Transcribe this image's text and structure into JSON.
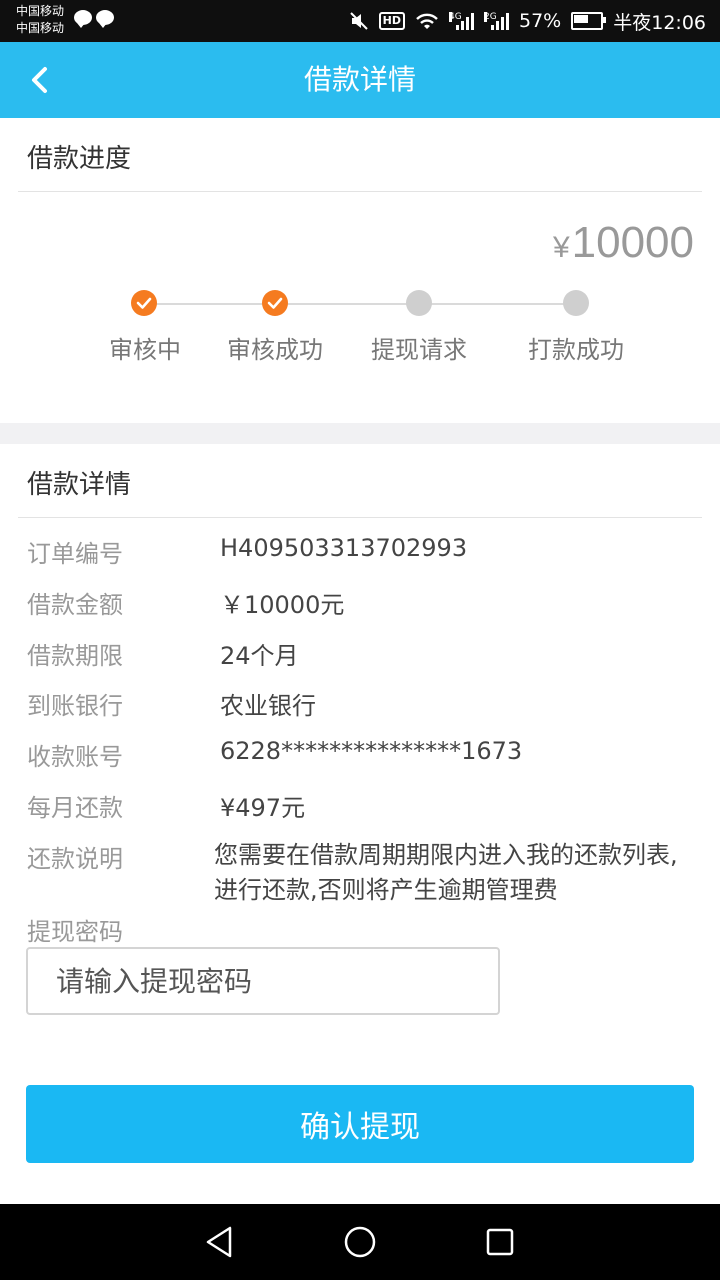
{
  "status_bar": {
    "carrier_1": "中国移动",
    "carrier_2": "中国移动",
    "hd": "HD",
    "net_1": "4G",
    "net_2": "2G",
    "battery_pct": "57%",
    "time": "半夜12:06"
  },
  "header": {
    "title": "借款详情",
    "back_icon": "chevron-left-icon"
  },
  "progress": {
    "title": "借款进度",
    "currency": "¥",
    "amount": "10000",
    "steps": [
      {
        "label": "审核中",
        "done": true
      },
      {
        "label": "审核成功",
        "done": true
      },
      {
        "label": "提现请求",
        "done": false
      },
      {
        "label": "打款成功",
        "done": false
      }
    ]
  },
  "details": {
    "title": "借款详情",
    "rows": [
      {
        "label": "订单编号",
        "value": "H409503313702993"
      },
      {
        "label": "借款金额",
        "value": "￥10000元"
      },
      {
        "label": "借款期限",
        "value": "24个月"
      },
      {
        "label": "到账银行",
        "value": "农业银行"
      },
      {
        "label": "收款账号",
        "value": "6228***************1673"
      },
      {
        "label": "每月还款",
        "value": "¥497元"
      }
    ],
    "note_label": "还款说明",
    "note_value": "您需要在借款周期期限内进入我的还款列表,进行还款,否则将产生逾期管理费",
    "password_label": "提现密码",
    "password_placeholder": "请输入提现密码",
    "password_value": ""
  },
  "confirm_button": "确认提现",
  "colors": {
    "header_bg": "#2bbcef",
    "step_done": "#f57b20",
    "step_todo": "#cfcfcf",
    "button_bg": "#1ab8f3"
  }
}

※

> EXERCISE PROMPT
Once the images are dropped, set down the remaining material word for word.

> EXPECTED ANSWER
Transcribe this image's text and structure into JSON.
{
  "status_bar": {
    "carrier_1": "中国移动",
    "carrier_2": "中国移动",
    "hd": "HD",
    "net_1": "4G",
    "net_2": "2G",
    "battery_pct": "57%",
    "time": "半夜12:06"
  },
  "header": {
    "title": "借款详情",
    "back_icon": "chevron-left-icon"
  },
  "progress": {
    "title": "借款进度",
    "currency": "¥",
    "amount": "10000",
    "steps": [
      {
        "label": "审核中",
        "done": true
      },
      {
        "label": "审核成功",
        "done": true
      },
      {
        "label": "提现请求",
        "done": false
      },
      {
        "label": "打款成功",
        "done": false
      }
    ]
  },
  "details": {
    "title": "借款详情",
    "rows": [
      {
        "label": "订单编号",
        "value": "H409503313702993"
      },
      {
        "label": "借款金额",
        "value": "￥10000元"
      },
      {
        "label": "借款期限",
        "value": "24个月"
      },
      {
        "label": "到账银行",
        "value": "农业银行"
      },
      {
        "label": "收款账号",
        "value": "6228***************1673"
      },
      {
        "label": "每月还款",
        "value": "¥497元"
      }
    ],
    "note_label": "还款说明",
    "note_value": "您需要在借款周期期限内进入我的还款列表,进行还款,否则将产生逾期管理费",
    "password_label": "提现密码",
    "password_placeholder": "请输入提现密码",
    "password_value": ""
  },
  "confirm_button": "确认提现",
  "colors": {
    "header_bg": "#2bbcef",
    "step_done": "#f57b20",
    "step_todo": "#cfcfcf",
    "button_bg": "#1ab8f3"
  }
}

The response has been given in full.